> WORK TASK:
Your copy should match the records exactly, except that it contains no pictures.

*** DATA SECTION Section Begins ***

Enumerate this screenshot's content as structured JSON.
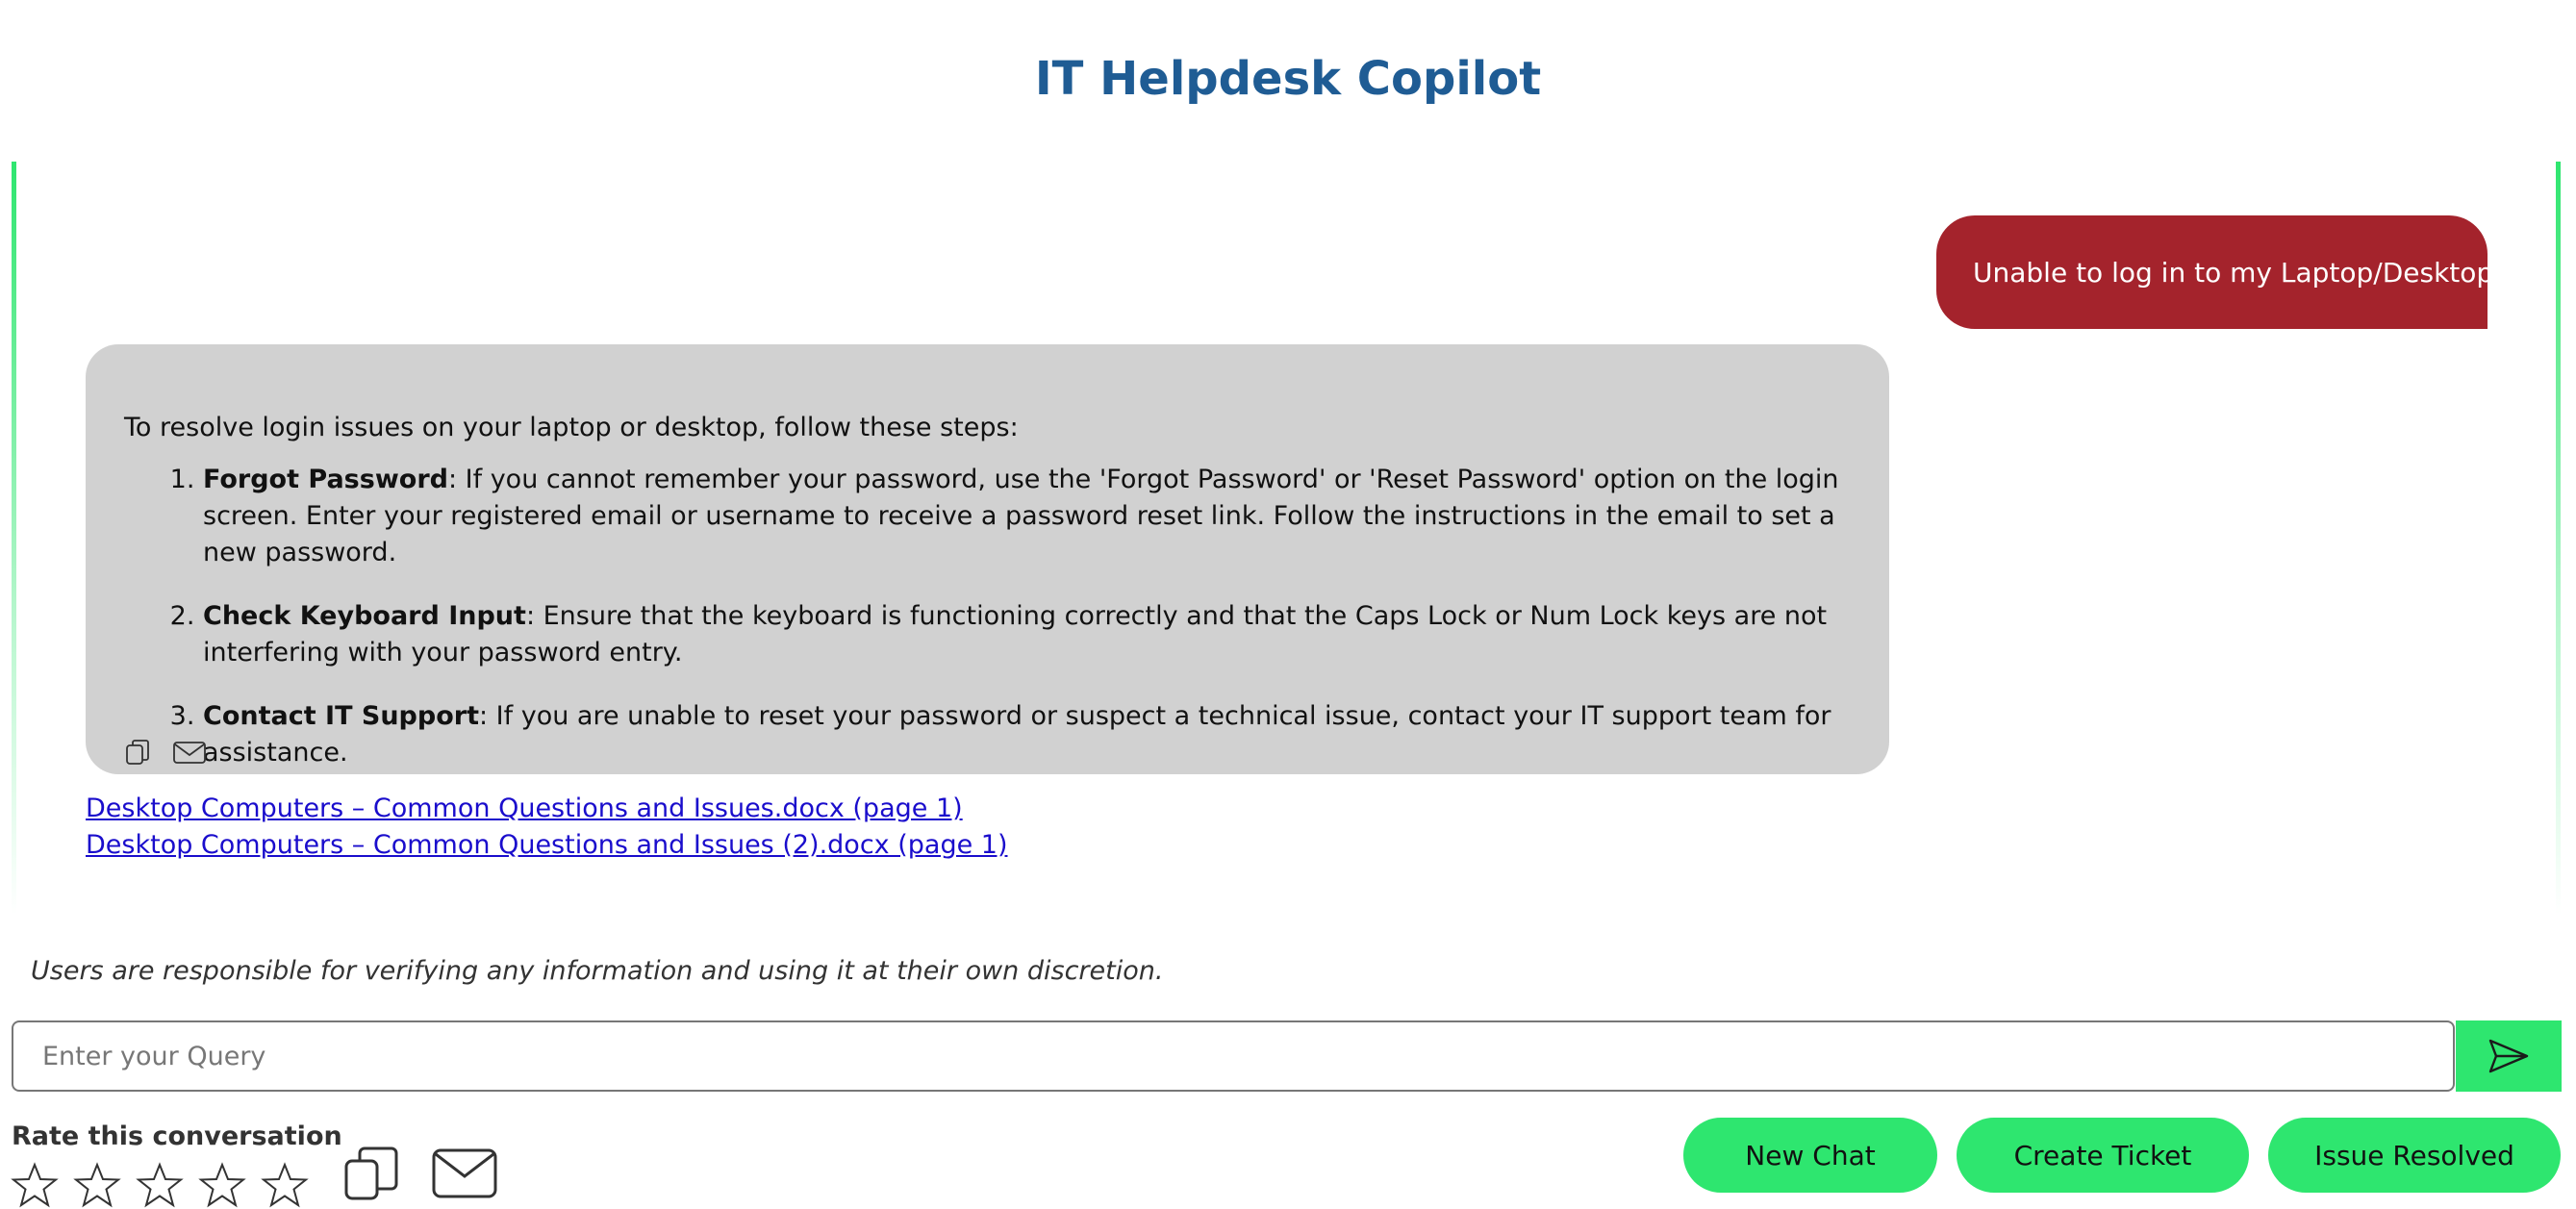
{
  "header": {
    "title": "IT Helpdesk Copilot"
  },
  "chat": {
    "user_message": "Unable to log in to my Laptop/Desktop",
    "bot_intro": "To resolve login issues on your laptop or desktop, follow these steps:",
    "steps": [
      {
        "title": "Forgot Password",
        "text": ": If you cannot remember your password, use the 'Forgot Password' or 'Reset Password' option on the login screen. Enter your registered email or username to receive a password reset link. Follow the instructions in the email to set a new password."
      },
      {
        "title": "Check Keyboard Input",
        "text": ": Ensure that the keyboard is functioning correctly and that the Caps Lock or Num Lock keys are not interfering with your password entry."
      },
      {
        "title": "Contact IT Support",
        "text": ": If you are unable to reset your password or suspect a technical issue, contact your IT support team for assistance."
      }
    ],
    "bubble_icons": [
      "copy-icon",
      "mail-icon"
    ],
    "sources": [
      "Desktop Computers – Common Questions and Issues.docx (page 1)",
      "Desktop Computers – Common Questions and Issues (2).docx (page 1)"
    ]
  },
  "disclaimer": "Users are responsible for verifying any information and using it at their own discretion.",
  "input": {
    "placeholder": "Enter your Query",
    "value": ""
  },
  "send_icon": "send-icon",
  "rating": {
    "label": "Rate this conversation",
    "max_stars": 5,
    "selected": 0
  },
  "footer_icons": [
    "copy-icon",
    "mail-icon"
  ],
  "buttons": {
    "new_chat": "New Chat",
    "create_ticket": "Create Ticket",
    "issue_resolved": "Issue Resolved"
  },
  "colors": {
    "title": "#1f5c94",
    "user_bubble": "#a4232c",
    "bot_bubble": "#d1d1d1",
    "accent_green": "#2ee66f",
    "link": "#1a0dcc"
  }
}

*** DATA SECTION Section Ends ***

> RESPONSE TO THE TASK:
Enumerate this screenshot's content as structured JSON.
{
  "header": {
    "title": "IT Helpdesk Copilot"
  },
  "chat": {
    "user_message": "Unable to log in to my Laptop/Desktop",
    "bot_intro": "To resolve login issues on your laptop or desktop, follow these steps:",
    "steps": [
      {
        "title": "Forgot Password",
        "text": ": If you cannot remember your password, use the 'Forgot Password' or 'Reset Password' option on the login screen. Enter your registered email or username to receive a password reset link. Follow the instructions in the email to set a new password."
      },
      {
        "title": "Check Keyboard Input",
        "text": ": Ensure that the keyboard is functioning correctly and that the Caps Lock or Num Lock keys are not interfering with your password entry."
      },
      {
        "title": "Contact IT Support",
        "text": ": If you are unable to reset your password or suspect a technical issue, contact your IT support team for assistance."
      }
    ],
    "bubble_icons": [
      "copy-icon",
      "mail-icon"
    ],
    "sources": [
      "Desktop Computers – Common Questions and Issues.docx (page 1)",
      "Desktop Computers – Common Questions and Issues (2).docx (page 1)"
    ]
  },
  "disclaimer": "Users are responsible for verifying any information and using it at their own discretion.",
  "input": {
    "placeholder": "Enter your Query",
    "value": ""
  },
  "send_icon": "send-icon",
  "rating": {
    "label": "Rate this conversation",
    "max_stars": 5,
    "selected": 0
  },
  "footer_icons": [
    "copy-icon",
    "mail-icon"
  ],
  "buttons": {
    "new_chat": "New Chat",
    "create_ticket": "Create Ticket",
    "issue_resolved": "Issue Resolved"
  },
  "colors": {
    "title": "#1f5c94",
    "user_bubble": "#a4232c",
    "bot_bubble": "#d1d1d1",
    "accent_green": "#2ee66f",
    "link": "#1a0dcc"
  }
}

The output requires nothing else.